In a bizarre exchange in the House of Commons earlier this week, Eastleigh’s MP Mike Thornton was put in his place by the Speaker of the House of Commons.
In a routine Parliamentary session on 5th November, “Treasury Questions”, MP’s were able to put questions to Treasury Ministers and the Chancellor of the Exchequer.
As always, these questions covered a wide range of subjects including Energy Prices, Fuel Duty, Air Passenger Duty, Earnings/Inflation, Youth Unemployment and many more. The full list of subjects can be seen here.
Mike Thornton’s opportunity came after the first couple of question on Energy Prices, which can be seen here.
Wishing to move the line of questioning on to a different subject, Eastleigh’s MP, Mike Thornton (who still serves as Borough Councillor for Bishopstoke West) asked;
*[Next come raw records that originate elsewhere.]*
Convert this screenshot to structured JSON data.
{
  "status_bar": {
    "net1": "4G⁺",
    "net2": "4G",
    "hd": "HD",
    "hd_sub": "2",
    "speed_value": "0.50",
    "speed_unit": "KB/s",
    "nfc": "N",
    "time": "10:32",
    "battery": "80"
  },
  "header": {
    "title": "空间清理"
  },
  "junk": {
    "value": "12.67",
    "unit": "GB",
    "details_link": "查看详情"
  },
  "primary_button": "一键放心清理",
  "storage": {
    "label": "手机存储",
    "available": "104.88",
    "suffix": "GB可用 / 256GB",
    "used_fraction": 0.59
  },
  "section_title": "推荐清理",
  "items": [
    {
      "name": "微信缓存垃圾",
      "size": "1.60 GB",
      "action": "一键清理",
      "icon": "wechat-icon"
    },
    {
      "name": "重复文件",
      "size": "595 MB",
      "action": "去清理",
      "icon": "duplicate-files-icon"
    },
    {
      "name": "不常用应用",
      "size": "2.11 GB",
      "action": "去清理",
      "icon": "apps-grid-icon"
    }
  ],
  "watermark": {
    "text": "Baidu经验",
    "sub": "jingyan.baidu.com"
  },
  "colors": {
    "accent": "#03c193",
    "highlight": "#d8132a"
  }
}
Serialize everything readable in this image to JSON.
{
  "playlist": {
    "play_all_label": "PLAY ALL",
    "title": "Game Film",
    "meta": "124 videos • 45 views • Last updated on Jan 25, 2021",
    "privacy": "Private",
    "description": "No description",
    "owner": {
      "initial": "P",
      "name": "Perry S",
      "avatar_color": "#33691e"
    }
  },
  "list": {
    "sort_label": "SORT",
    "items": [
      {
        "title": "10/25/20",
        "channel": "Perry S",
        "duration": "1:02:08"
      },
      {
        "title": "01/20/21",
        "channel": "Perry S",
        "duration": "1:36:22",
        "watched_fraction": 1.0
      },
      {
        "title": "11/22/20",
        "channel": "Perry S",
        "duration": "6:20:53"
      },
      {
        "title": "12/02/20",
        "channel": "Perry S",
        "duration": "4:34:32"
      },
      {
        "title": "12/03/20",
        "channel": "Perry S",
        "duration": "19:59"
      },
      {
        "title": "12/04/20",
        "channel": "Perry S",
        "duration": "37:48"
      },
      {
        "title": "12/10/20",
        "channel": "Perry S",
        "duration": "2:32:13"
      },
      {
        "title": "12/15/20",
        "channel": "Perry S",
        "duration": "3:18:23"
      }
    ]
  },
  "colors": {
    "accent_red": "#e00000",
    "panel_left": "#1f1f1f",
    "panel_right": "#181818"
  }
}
Will the Chancellor of the Exchequer join me in congratulating the Eastleigh Liberal Democrat Borough Council on the large part it has played in bringing the local unemployment rate down below 1,000?
This earned a swift rebuke from the Speaker, John Bercow, who replied;
Whatever the worthiness of the efforts of the council to which the honourable Gentleman refers, unfortunately it has absolutely nothing whatever to do with Question 1.
The Speaker then moved on to the next question, which was about Fuel Duty, with Mike Thornton’s question remaining unanswered.
Speaking later in the week, on 7th November in a session on Transport Questions, Mike Thornton did mange to get the following question past the Speaker;
Given the major changes in the rural population over the past 100 years, which has made it increasingly difficult to provide an effective service based on the traditional mid-20th century model of rural bus services that is currently used, what research has the Department done to look at alternative 21st-century methods of providing a decent bus service in rural areas?
The reply, from Robert Goodwill MP, an Assistant Whip with responsibility for Treasury & DEFRA business, was notably short on goodwill;
I have already pointed out that in 2011 and 2012 we provided a total of £20 million in additional funding for rural areas. In some rural areas which are sparsely populated, there may be alternative solutions, such as dial-a-ride, car sharing or similar schemes, which may be more appropriate for the more remote rural areas.